In an HC survey on diet soda, 83.3% of college-age participants said that they stick to drinking 1 or 2 bottles of soda from vending machines a day; while 16.7% drink three or four bottles a day. However, 30% of those surveyed reported that they experienced headaches or irritability when they went too long without a fix or tried to go cold turkey.

The “Heart” Truth

In 2008, the National Heart, Lung and Blood Institute formed a partnership with Diet Coke to spread awareness about heart disease and women’s health concerns. More recently, however, various news outlets including MSNBC, the LA Times, and ABC News have jumped on a new study which suggests that daily intake of diet soda increases soft-drink guzzlers’ chances of having a heart attack or stroke. Should collegiettes who include diet drinks among one of the principle items in their food pyramid reconsider their drinking habits?

“It’s important to ask ourselves what we’re displacing from our diets [by choosing these beverages],” says Paula. “From a health promotion standpoint, I cannot encourage something that is not health promoting. Aspartame doesn’t actually cause anything at this point, but it doesn’t promote health, either.” 


About The Author

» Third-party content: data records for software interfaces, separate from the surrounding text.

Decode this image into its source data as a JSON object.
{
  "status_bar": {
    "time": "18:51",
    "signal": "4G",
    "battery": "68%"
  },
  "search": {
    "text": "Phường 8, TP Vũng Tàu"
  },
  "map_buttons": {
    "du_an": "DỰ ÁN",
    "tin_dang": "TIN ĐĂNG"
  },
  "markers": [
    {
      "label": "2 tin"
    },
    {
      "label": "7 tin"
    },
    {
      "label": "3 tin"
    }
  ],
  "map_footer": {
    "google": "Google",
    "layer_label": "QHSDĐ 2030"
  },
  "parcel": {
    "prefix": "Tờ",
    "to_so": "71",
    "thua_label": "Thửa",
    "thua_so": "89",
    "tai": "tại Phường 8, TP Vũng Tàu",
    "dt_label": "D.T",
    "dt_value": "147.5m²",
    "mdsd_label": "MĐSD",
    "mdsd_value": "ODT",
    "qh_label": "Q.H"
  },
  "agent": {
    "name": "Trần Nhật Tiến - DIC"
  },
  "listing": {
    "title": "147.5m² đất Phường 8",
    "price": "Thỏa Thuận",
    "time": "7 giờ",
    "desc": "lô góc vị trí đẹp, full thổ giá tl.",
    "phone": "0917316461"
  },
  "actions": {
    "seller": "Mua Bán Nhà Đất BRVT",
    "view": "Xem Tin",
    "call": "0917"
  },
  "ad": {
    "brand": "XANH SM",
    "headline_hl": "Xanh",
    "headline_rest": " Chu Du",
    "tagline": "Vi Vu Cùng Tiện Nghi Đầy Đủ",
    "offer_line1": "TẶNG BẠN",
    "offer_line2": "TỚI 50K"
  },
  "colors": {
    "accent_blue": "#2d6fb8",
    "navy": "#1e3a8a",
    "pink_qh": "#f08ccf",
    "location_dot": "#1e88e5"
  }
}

Judith is a senior at Washington University in St. Louis with a double major in English and Spanish and a minor in Creative Writing. She is Co-Editor-in-Chief of Spires, a literary magazine on the WashU campus, and a former features intern for Seventeen and Marie Claire. A proud nerd whose greatest joys include LexisNexis and, Judith can usually be found looking for new music or espousing the wonders of Twitter, Harry Potter, and late 16th century English Literature to anyone willing to listen. Born and raised in Brooklyn, NY, Judith plans to explore as much of St. Louis as she can in her final year of college--even without a car (or a learner's permit...).